With gas prices rising above $4 per gallon, rents rising 25-40% and reports showing that Austinites pay more in household bills than any other Texas city, you may find yourself with less cheddar than you’re used to this time of year.
Aside from cutting back on spending, thrifting is a great way to stretch your dollar a little bit further. The average American spends $1,700 on clothes annually, of which 85% percent ends up in landfills, making secondhand shopping a greener, more affordable and nearly equally fashionable option.
These local secondhand emporiums sell most daily goods for a fraction of the price if you don’t mind a little wear.
Best antiques: Uncommon Objects, 1602 Fortview Rd.
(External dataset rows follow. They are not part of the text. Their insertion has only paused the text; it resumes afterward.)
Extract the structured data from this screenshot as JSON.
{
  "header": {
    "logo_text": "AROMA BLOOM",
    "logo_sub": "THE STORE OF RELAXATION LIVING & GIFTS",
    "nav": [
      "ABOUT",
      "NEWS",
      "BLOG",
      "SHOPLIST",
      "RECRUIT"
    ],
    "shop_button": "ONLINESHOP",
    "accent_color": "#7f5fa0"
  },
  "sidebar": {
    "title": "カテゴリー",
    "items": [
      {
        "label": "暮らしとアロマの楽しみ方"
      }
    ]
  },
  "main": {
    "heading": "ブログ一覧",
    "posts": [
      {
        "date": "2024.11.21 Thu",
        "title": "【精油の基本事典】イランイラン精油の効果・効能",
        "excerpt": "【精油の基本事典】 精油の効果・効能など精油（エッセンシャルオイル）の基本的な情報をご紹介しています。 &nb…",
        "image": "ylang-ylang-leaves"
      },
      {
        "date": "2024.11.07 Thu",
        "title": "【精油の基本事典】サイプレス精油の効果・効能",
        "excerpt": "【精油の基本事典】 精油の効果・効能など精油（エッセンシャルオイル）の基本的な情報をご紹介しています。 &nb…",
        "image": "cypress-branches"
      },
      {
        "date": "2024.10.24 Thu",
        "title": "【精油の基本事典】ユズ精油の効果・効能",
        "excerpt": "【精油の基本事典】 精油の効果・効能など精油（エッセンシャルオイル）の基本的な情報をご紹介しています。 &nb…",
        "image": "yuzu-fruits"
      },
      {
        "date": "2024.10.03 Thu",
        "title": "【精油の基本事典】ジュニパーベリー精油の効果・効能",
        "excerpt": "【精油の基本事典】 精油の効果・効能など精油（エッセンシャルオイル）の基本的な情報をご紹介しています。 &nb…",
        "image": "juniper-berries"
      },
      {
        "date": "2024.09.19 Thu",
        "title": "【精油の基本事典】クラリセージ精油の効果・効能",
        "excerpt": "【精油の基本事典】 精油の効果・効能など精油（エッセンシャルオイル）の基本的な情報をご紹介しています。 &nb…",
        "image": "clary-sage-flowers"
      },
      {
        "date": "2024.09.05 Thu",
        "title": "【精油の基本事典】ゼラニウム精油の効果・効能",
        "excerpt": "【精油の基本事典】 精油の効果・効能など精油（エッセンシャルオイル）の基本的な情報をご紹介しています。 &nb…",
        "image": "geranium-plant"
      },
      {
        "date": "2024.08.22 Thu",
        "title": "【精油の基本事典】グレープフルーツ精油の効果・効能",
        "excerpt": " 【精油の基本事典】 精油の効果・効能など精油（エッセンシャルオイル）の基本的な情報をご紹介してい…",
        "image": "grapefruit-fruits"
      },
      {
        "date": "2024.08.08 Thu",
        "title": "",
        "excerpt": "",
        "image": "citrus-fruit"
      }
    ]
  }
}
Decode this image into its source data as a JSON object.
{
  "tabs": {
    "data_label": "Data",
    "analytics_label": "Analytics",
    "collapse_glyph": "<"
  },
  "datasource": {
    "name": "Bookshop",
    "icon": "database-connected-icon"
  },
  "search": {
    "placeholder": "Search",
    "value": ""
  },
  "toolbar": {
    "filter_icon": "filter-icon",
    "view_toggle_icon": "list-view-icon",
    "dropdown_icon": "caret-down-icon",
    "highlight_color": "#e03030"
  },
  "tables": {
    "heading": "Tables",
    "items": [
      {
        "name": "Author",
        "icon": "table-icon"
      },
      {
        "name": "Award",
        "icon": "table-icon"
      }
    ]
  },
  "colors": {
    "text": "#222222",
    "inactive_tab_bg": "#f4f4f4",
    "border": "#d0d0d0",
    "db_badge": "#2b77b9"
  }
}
You won’t find any clothing at Uncommon Objects but you will find oodles of objects from yesteryear to bring into your home. The store has been peddling items from “your eccentric uncle’s attic on steroids” since 1991, connecting Austinites with relics from the past. The items inside start at just a few dollars but range due to the great variety. Many of these items have passed through multiple hands–it doesn’t get greener than that!
Best for finding clothes on a budget: Texas Thrift, 5319 N Interstate Hwy 35
This enormous North Austin warehouse is packed with so many racks of secondhand clothing that it would be nearly impossible to go through them all in one visit. You’re probably not going to find a Gucci tracksuit or Christian Louboutins while you roam the racks but you’re almost certain to leave with at least one new-to-you article of clothing that fits your style for less than $10.
Best for fashionable finds: Uptown Cheapskate, multiple locations
Though it may be a bit more expensive than the run-of-the-mill thrift shop, Uptown Cheapskate is filled with gently used, name-brand clothing for a fraction of the new price. Uptown both buys and sells clothing released in boutiques within the last two years, meaning you’ll find brands like Free People, Zara, Nike and Patagonia in almost mint condition. Austonia reporter Claire Partain scored a pair of Steve Madden's last week for less than $15.
Best variety: Far Out Home Fittings, 1500 W Ben White Blvd.
With a full “Funkyard” out back, antiques, oddities, furniture, jewelry and knick knacks are Far Out Home Fittings’ specialty. This is not the place to come if you’re looking for something specific but if you’re open to a rummaging adventure, you’re likely to find something you didn't know you needed from furniture to jewelry to musical instruments. Our favorite Far Out finds: $5 gold chains, a vintage hand-crank whisk and long-forgotten lettering from signage.
Craft supplies: Austin Creative Reuse, 2005 Wheless Ln.
‘Waste not, want not’ would be a good tagline for Austin Creative Reuse, where you can find partially used art supplies that would have been thrown away otherwise. Looking to make your own clothes? ACR has shelves upon shelves of fabric and yarn for mostly less than a dollar per yard. Accessories? There are beads and thread aplenty. Scrap paper, paint, mosaics, magnets, zippers, glitter, findings in bulk and workshops to teach you how to be your craftiest self.
Furniture: Salvation Army, multiple locations
If you’re a fan of TikTok, you’ve probably wanted to try your hand at upcycling—repurposing objects in a way that makes it just as or more valuable than the original—at least once or twice and Salvation Army is the place to start. This store has everything: clothing, shoes, accessories, electronics, art and pieces of furniture that are begging to be made pretty again through a little TLC.
Vintage and variety fashion: Pavement, multiple locations
Racks on racks of modern and vintage mixed clothing await at Pavement, which is known for its legendary fill-a-bag sales. Meanwhile, its shoe and accessory walls are almost as spacious as its selection of clothing while maintaining a balance between current fashion and styles of yore. Clothing at Pavement isn’t the most affordable, but it will still bring you in lower than most prices at vintage and new clothing stores.